→ Task description:
If a line in the following entries contains the string "name", it counts toward the total; report only that total.

→ Entries shown:
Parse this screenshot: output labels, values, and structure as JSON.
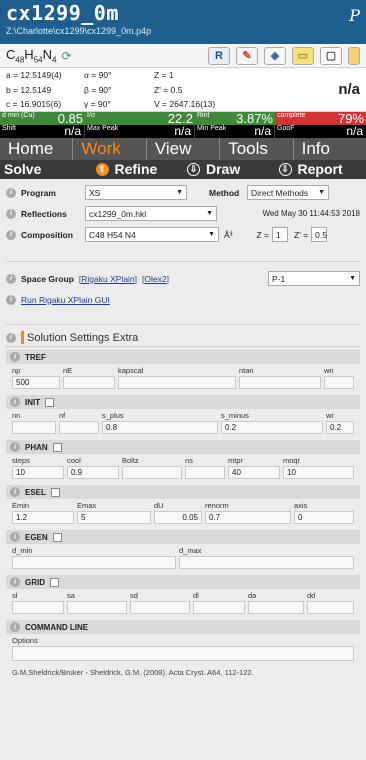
{
  "title": {
    "name": "cx1299_0m",
    "path": "Z:\\Charlotte\\cx1299\\cx1299_0m.p4p",
    "tag": "P"
  },
  "formula": {
    "text": "C48H54N4",
    "parts": [
      {
        "el": "C",
        "n": "48"
      },
      {
        "el": "H",
        "n": "54"
      },
      {
        "el": "N",
        "n": "4"
      }
    ]
  },
  "toolbar": {
    "icons": [
      "refresh-icon",
      "ron-icon",
      "pencil-icon",
      "palette-icon",
      "folder-icon",
      "window-icon",
      "expand-icon"
    ],
    "labels": {
      "ron": "R"
    }
  },
  "cell": {
    "a": "a = 12.5149(4)",
    "b": "b = 12.5149",
    "c": "c = 16.9015(6)",
    "alpha": "α = 90°",
    "beta": "β = 90°",
    "gamma": "γ = 90°",
    "Z": "Z = 1",
    "Zprime": "Z' = 0.5",
    "V": "V = 2647.16(13)",
    "na": "n/a"
  },
  "stats": [
    {
      "label": "d min (Cu)",
      "value": "0.85",
      "color": "#4a8a3a"
    },
    {
      "label": "I/σ",
      "value": "22.2",
      "color": "#4a8a3a"
    },
    {
      "label": "Rint",
      "value": "3.87%",
      "color": "#4a8a3a"
    },
    {
      "label": "complete",
      "value": "79%",
      "color": "#d33a3a"
    }
  ],
  "stats2": [
    {
      "label": "Shift",
      "value": "n/a"
    },
    {
      "label": "Max Peak",
      "value": "n/a"
    },
    {
      "label": "Min Peak",
      "value": "n/a"
    },
    {
      "label": "GooF",
      "value": "n/a"
    }
  ],
  "tabs": [
    "Home",
    "Work",
    "View",
    "Tools",
    "Info"
  ],
  "subtabs": [
    "Solve",
    "Refine",
    "Draw",
    "Report"
  ],
  "form": {
    "program_label": "Program",
    "program_value": "XS",
    "method_label": "Method",
    "method_value": "Direct Methods",
    "reflections_label": "Reflections",
    "reflections_value": "cx1299_0m.hkl",
    "reflections_date": "Wed May 30 11:44:53 2018",
    "composition_label": "Composition",
    "composition_value": "C48 H54 N4",
    "composition_unit": "Å³",
    "z_label": "Z =",
    "z_value": "1",
    "zprime_label": "Z' =",
    "zprime_value": "0.5",
    "spacegroup_label": "Space Group",
    "sg_link1": "[Rigaku XPlain]",
    "sg_link2": "[Olex2]",
    "spacegroup_value": "P-1",
    "run_link": "Run Rigaku XPlain GUI"
  },
  "settings": {
    "title": "Solution Settings Extra",
    "groups": [
      {
        "name": "TREF",
        "check": false,
        "fields": [
          {
            "l": "np",
            "v": "500"
          },
          {
            "l": "nE",
            "v": ""
          },
          {
            "l": "kapscal",
            "v": ""
          },
          {
            "l": "ntan",
            "v": ""
          },
          {
            "l": "wn",
            "v": ""
          }
        ]
      },
      {
        "name": "INIT",
        "check": true,
        "fields": [
          {
            "l": "nn",
            "v": ""
          },
          {
            "l": "nf",
            "v": ""
          },
          {
            "l": "s_plus",
            "v": "0.8"
          },
          {
            "l": "s_minus",
            "v": "0.2"
          },
          {
            "l": "wr",
            "v": "0.2"
          }
        ]
      },
      {
        "name": "PHAN",
        "check": true,
        "fields": [
          {
            "l": "steps",
            "v": "10"
          },
          {
            "l": "cool",
            "v": "0.9"
          },
          {
            "l": "Boltz",
            "v": ""
          },
          {
            "l": "ns",
            "v": ""
          },
          {
            "l": "mtpr",
            "v": "40"
          },
          {
            "l": "mnqr",
            "v": "10"
          }
        ]
      },
      {
        "name": "ESEL",
        "check": true,
        "fields": [
          {
            "l": "Emin",
            "v": "1.2"
          },
          {
            "l": "Emax",
            "v": "5"
          },
          {
            "l": "dU",
            "v": "0.05"
          },
          {
            "l": "renorm",
            "v": "0.7"
          },
          {
            "l": "axis",
            "v": "0"
          }
        ]
      },
      {
        "name": "EGEN",
        "check": true,
        "fields": [
          {
            "l": "d_min",
            "v": ""
          },
          {
            "l": "d_max",
            "v": ""
          }
        ]
      },
      {
        "name": "GRID",
        "check": true,
        "fields": [
          {
            "l": "sl",
            "v": ""
          },
          {
            "l": "sa",
            "v": ""
          },
          {
            "l": "sd",
            "v": ""
          },
          {
            "l": "dl",
            "v": ""
          },
          {
            "l": "da",
            "v": ""
          },
          {
            "l": "dd",
            "v": ""
          }
        ]
      },
      {
        "name": "COMMAND LINE",
        "check": false,
        "fields": [
          {
            "l": "Options",
            "v": ""
          }
        ]
      }
    ],
    "citation": "G.M.Sheldrick/Bruker - Sheldrick, G.M. (2008). Acta Cryst. A64, 112-122."
  }
}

→ Solution to the problem:
8